The diet in Togo is diverse and reflects the country's cultural and geographical diversity. The cuisine is heavily influenced by the availability of ingredients, with many dishes featuring staples such as corn, yams, cassava, and beans. Here are some examples of foods that are commonly eaten in Togo:
Fufu: Fufu is a starchy dough made from cassava, plantains, or yams that is often served with a soup or stew. It is a staple food in many parts of Togo and is typically eaten with the hands.
Pâte: Pâte is similar to fufu and is made from maize or millet flour. It is often served with a sauce or soup and is a popular food in the northern regions of Togo.
Rice: Rice is a popular food in Togo and is often served with a variety of sauces and stews.
Beans: Beans are a common source of protein in Togo and are often served as a side dish or added to stews and soups.
Grilled meat: Grilled meat is a popular street food in Togo, with vendors selling skewers of grilled chicken, beef, or goat.
Fish: Togo has a long coastline along the Gulf of Guinea, and fish is a common food in coastal regions. It is often served grilled or fried with a spicy sauce.
Vegetables: Vegetables such as eggplant, okra, and tomatoes are commonly used in Togolese cuisine and are often included in stews and soups.
Fruit: Togo has a wide variety of tropical fruits, including mangoes, pineapples, papayas, and bananas, which are often eaten as a snack or used in desserts.

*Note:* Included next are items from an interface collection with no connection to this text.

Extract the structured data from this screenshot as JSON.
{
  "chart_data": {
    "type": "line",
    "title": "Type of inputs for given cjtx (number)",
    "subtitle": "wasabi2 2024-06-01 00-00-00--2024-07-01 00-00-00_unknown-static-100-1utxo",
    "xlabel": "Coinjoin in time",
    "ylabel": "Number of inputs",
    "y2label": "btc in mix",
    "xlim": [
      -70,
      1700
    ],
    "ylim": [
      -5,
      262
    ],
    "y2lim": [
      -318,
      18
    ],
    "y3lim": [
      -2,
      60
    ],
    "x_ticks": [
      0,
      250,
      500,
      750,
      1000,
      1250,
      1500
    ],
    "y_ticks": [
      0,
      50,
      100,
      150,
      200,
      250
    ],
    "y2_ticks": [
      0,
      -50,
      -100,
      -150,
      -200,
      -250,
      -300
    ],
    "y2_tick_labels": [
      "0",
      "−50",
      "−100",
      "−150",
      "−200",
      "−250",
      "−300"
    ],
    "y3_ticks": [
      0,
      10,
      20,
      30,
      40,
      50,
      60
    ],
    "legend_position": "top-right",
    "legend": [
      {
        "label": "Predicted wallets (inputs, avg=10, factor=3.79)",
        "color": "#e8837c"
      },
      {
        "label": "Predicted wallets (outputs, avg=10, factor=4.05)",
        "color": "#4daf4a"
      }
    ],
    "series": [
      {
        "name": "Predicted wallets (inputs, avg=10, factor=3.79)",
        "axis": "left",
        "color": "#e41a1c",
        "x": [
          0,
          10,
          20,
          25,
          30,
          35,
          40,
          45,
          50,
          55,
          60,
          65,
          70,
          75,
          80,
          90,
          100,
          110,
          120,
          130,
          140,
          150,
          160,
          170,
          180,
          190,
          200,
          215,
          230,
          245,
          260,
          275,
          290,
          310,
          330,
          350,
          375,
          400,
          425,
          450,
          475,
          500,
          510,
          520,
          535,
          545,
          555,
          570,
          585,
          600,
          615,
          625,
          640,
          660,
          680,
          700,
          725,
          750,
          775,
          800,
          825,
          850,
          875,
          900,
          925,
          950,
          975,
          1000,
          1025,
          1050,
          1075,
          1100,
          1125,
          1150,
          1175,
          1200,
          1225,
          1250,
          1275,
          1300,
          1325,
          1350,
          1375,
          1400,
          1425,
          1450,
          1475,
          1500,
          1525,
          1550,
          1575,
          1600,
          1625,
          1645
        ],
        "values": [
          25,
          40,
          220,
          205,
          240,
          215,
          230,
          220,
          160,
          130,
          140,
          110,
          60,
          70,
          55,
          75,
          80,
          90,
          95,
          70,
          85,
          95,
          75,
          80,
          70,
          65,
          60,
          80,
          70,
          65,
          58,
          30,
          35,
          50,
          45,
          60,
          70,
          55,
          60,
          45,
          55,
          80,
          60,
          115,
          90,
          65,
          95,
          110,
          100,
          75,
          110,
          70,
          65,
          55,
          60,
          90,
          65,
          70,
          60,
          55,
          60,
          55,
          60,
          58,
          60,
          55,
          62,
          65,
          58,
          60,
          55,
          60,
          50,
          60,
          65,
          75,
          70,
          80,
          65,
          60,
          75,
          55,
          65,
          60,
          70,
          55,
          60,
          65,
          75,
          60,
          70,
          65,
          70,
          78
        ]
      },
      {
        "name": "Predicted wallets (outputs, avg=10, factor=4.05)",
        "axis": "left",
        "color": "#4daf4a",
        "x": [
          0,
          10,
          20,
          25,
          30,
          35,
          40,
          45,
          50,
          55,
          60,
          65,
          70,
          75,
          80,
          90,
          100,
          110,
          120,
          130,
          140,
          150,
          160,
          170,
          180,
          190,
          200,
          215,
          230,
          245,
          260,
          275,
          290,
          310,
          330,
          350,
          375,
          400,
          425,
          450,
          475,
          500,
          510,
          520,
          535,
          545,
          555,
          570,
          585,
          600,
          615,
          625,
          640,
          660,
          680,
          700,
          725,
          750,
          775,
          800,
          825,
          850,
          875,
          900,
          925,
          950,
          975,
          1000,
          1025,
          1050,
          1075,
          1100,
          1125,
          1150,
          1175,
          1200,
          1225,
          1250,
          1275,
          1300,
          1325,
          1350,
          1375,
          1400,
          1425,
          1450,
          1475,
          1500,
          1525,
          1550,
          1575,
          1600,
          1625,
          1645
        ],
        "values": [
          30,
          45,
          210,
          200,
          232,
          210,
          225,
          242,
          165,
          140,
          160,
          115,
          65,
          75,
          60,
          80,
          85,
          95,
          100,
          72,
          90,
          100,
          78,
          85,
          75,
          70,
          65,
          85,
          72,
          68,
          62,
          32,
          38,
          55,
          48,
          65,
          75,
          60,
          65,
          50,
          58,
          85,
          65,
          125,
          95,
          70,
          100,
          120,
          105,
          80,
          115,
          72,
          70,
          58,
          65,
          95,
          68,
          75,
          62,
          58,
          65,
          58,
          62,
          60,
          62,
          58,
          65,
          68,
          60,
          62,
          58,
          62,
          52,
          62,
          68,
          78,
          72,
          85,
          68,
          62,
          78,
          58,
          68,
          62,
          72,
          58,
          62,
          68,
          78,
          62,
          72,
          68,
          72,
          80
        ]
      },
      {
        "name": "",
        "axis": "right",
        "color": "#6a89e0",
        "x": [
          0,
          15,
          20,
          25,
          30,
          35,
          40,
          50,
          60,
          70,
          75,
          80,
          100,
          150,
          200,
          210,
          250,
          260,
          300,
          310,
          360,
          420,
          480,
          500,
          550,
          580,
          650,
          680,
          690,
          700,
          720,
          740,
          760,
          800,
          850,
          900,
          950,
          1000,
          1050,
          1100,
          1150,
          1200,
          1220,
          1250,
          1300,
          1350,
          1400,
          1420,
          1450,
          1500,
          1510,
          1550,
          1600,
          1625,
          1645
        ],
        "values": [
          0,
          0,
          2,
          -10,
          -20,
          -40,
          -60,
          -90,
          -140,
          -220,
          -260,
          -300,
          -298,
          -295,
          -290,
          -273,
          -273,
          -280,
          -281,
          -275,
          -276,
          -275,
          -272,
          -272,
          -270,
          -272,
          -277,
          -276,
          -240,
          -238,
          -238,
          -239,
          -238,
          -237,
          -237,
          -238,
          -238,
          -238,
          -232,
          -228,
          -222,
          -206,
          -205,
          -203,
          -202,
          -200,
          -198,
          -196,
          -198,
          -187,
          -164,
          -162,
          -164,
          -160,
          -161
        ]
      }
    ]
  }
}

Mealtime customs in Togo are an important aspect of the culture, and it is essential to be aware of these customs to avoid inadvertently offending your hosts. Here are some of the mealtime customs to keep in mind when dining in Togo:

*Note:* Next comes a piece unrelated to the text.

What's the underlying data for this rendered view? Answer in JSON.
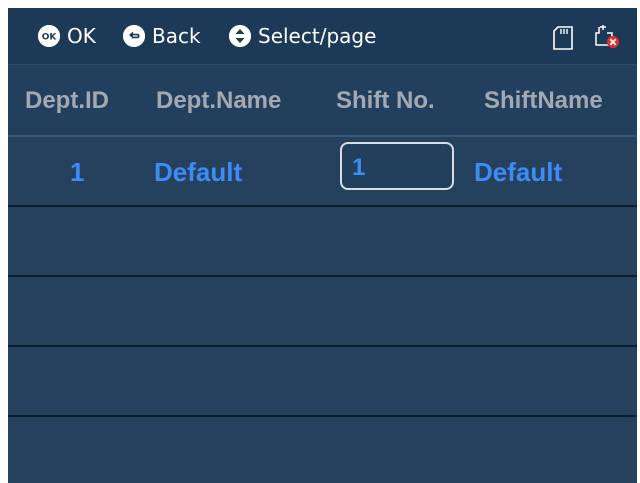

Hand washing: Before eating, it is customary to wash your hands. A basin of water and soap is usually provided for this purpose.

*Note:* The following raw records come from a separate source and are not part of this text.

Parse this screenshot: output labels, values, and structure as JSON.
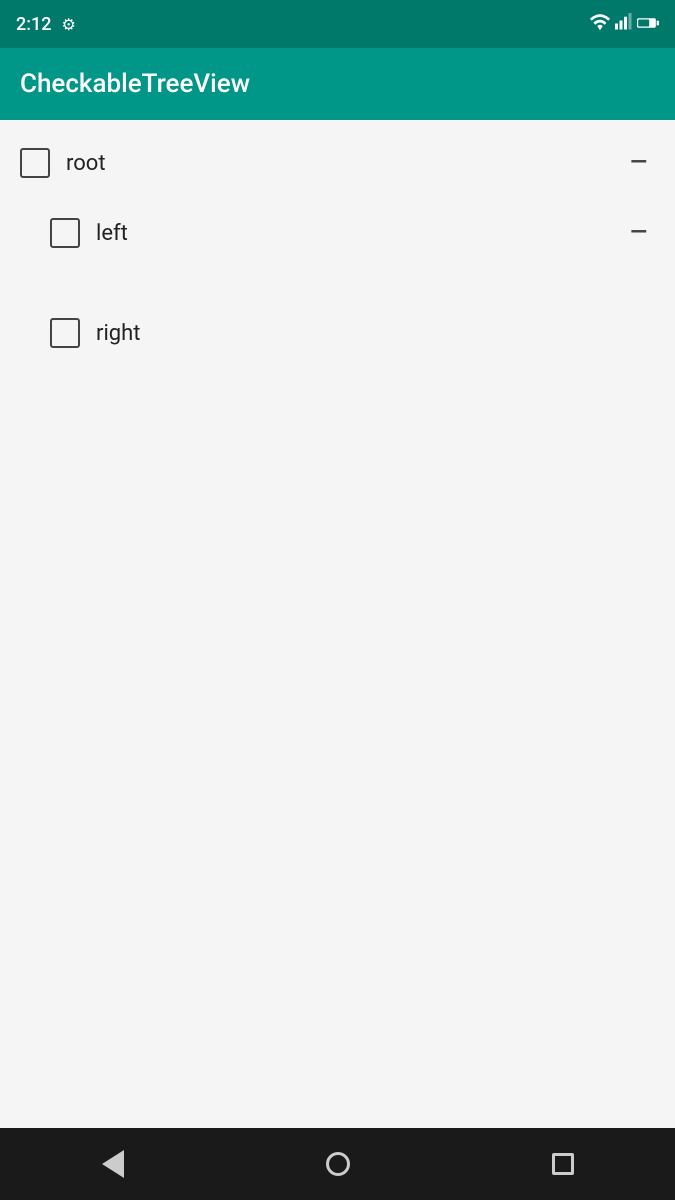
{
  "statusBar": {
    "time": "2:12",
    "gearIcon": "⚙"
  },
  "appBar": {
    "title": "CheckableTreeView"
  },
  "tree": {
    "items": [
      {
        "id": "root",
        "label": "root",
        "level": 1,
        "hasCollapse": true,
        "checked": false
      },
      {
        "id": "left",
        "label": "left",
        "level": 2,
        "hasCollapse": true,
        "checked": false
      },
      {
        "id": "right",
        "label": "right",
        "level": 2,
        "hasCollapse": false,
        "checked": false
      }
    ]
  },
  "navBar": {
    "backLabel": "back",
    "homeLabel": "home",
    "recentsLabel": "recents"
  },
  "collapseSymbol": "—"
}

Sharing food: In Togo, it is common for people to eat from a communal bowl or plate. It is considered polite to take only a small portion of food at a time, to avoid taking more than your share, and to wait until everyone has been served before beginning to eat.
Respect for elders: In Togolese culture, respect for elders is highly valued, and it is essential to show respect to older people at mealtime. This may involve waiting for the oldest person to begin eating before you start or addressing them with a title such as "Mama" or "Papa."
Use of utensils: In some parts of Togo, it is traditional to eat with your hands, using a piece of bread or other food to scoop up the food. However, in more urban areas, it is more common to use utensils such as a fork and spoon.
Etiquette during the meal: It is considered impolite to speak with your mouth full or to make loud noises while eating. It is also customary to leave a small amount of food on your plate to show that you have had enough.
Sharing drinks: It is common for drinks such as beer or palm wine to be shared during a meal. A bottle or glass is often passed around the table, with each person taking a sip before passing it on.